Preliminary results of an empirical study by two University of Michigan law professors show that setting aside an individual’s record of conviction is associated with “a significant increase in employment and average wages,” and with a low recidivism rate.
Salt Lake County is teaming with the state Departments of Workforce Services and Public Safety, Catholic Community Services of Utah, and a group of volunteer lawyers to help eligible candidates clean up, or expunge, their criminal records.
Sex trafficking victims with a prostitution conviction could clear their criminal record under a bill Nebraska lawmakers will consider this year, the latest step in a larger effort to protect people who were coerced into prostitution.

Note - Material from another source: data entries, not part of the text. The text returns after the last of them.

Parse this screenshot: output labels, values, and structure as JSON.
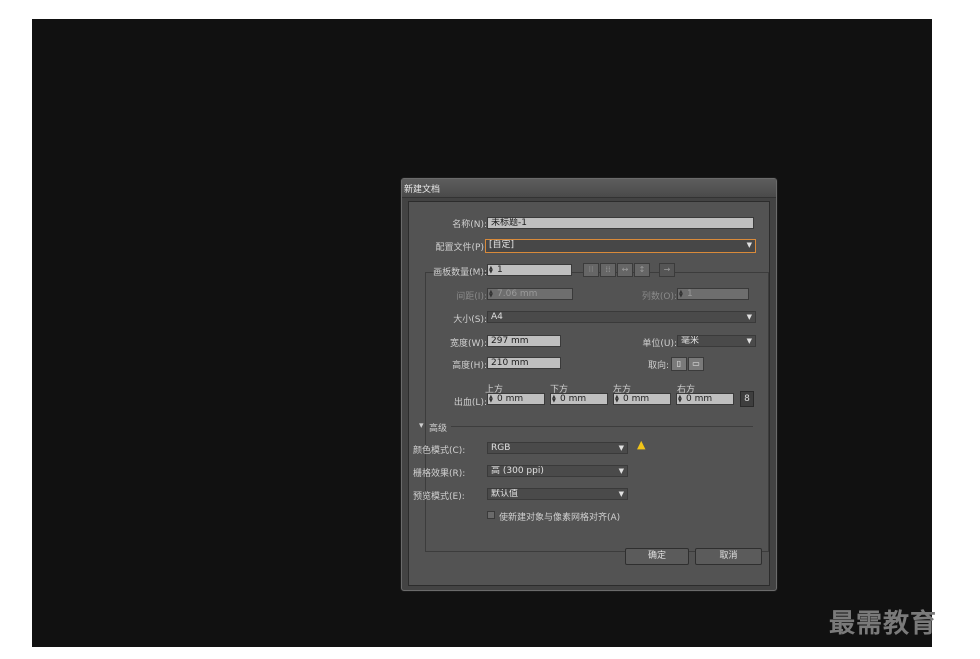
{
  "dialog": {
    "title": "新建文档",
    "name_label": "名称(N):",
    "name_value": "未标题-1",
    "profile_label": "配置文件(P):",
    "profile_value": "[自定]",
    "artboards_label": "画板数量(M):",
    "artboards_value": "1",
    "spacing_label": "间距(I):",
    "spacing_value": "7.06 mm",
    "columns_label": "列数(O):",
    "columns_value": "1",
    "size_label": "大小(S):",
    "size_value": "A4",
    "width_label": "宽度(W):",
    "width_value": "297 mm",
    "units_label": "单位(U):",
    "units_value": "毫米",
    "height_label": "高度(H):",
    "height_value": "210 mm",
    "orientation_label": "取向:",
    "bleed_label": "出血(L):",
    "bleed_top_label": "上方",
    "bleed_bottom_label": "下方",
    "bleed_left_label": "左方",
    "bleed_right_label": "右方",
    "bleed_top": "0 mm",
    "bleed_bottom": "0 mm",
    "bleed_left": "0 mm",
    "bleed_right": "0 mm",
    "advanced_label": "高级",
    "color_mode_label": "颜色模式(C):",
    "color_mode_value": "RGB",
    "raster_label": "栅格效果(R):",
    "raster_value": "高 (300 ppi)",
    "preview_label": "预览模式(E):",
    "preview_value": "默认值",
    "align_pixel_label": "使新建对象与像素网格对齐(A)",
    "ok_label": "确定",
    "cancel_label": "取消"
  },
  "watermark": "最需教育"
}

House Bill 316, introduced in Juneau Wednesday by Democratic Rep. Harriet Drummond of Anchorage, seeks to seal public records related to certain marijuana charges.
“We Are All Criminals,” examines mass incarceration in the U.S., what it means to have a criminal record and how race plays a role in the system.
When Lisa Graybill organized a rally for criminal justice reform at the Louisiana Capitol in April, she was expecting maybe 300 people. Twice that many showed up.
Since Dec. 1, more North Carolinians are able to expunge certain criminal records that give rise to severe barriers to employment, housing, and other essential opportunities.
Activists are applauding as a step in the right direction a package of juvenile justice provisions included in a comprehensive Massachusetts Senate proposal to reform the state’s criminal justice system, a sentiment not shared by a majority of the state’s district attorneys.
A comprehensive criminal justice reform proposal approved by the Massachusetts Senate would reduce the time frame for sealing these criminal records.
Beginning in January 2018, Missourians convicted of certain crimes could have an easier time expunging offenses from their records due to changes in state law.
Ohio attorneys have continued to see an influx of clients hoping to start over and rebuild their lives through expungement.
Albany County District Attorney David Soares said Tuesday he will ask judges to seal the convictions of offenders – including some felons -- who have turned their lives around for at least 10 years.
Assembly Bill 327 shortens the time people with a clean post-conviction record have to wait to get their records sealed.
Proposed by State Sen. Nancy Skinner, D-Berkeley, the bill is intended to help eliminate hurdles to housing, employment, and post-high school education that former youthful offenders often face.
People with old convictions who can prove themselves reformed will have a chance at having their cases sealed, under a new state law.
Thanks to a free service from University of Texas law students that helps people expunge their criminal records.
On Friday Illinois governor Bruce Rauner signed into law what appears to be the broadest sealing law in the United States, covering almost all felonies and requiring a relatively short eligibility waiting period of three years.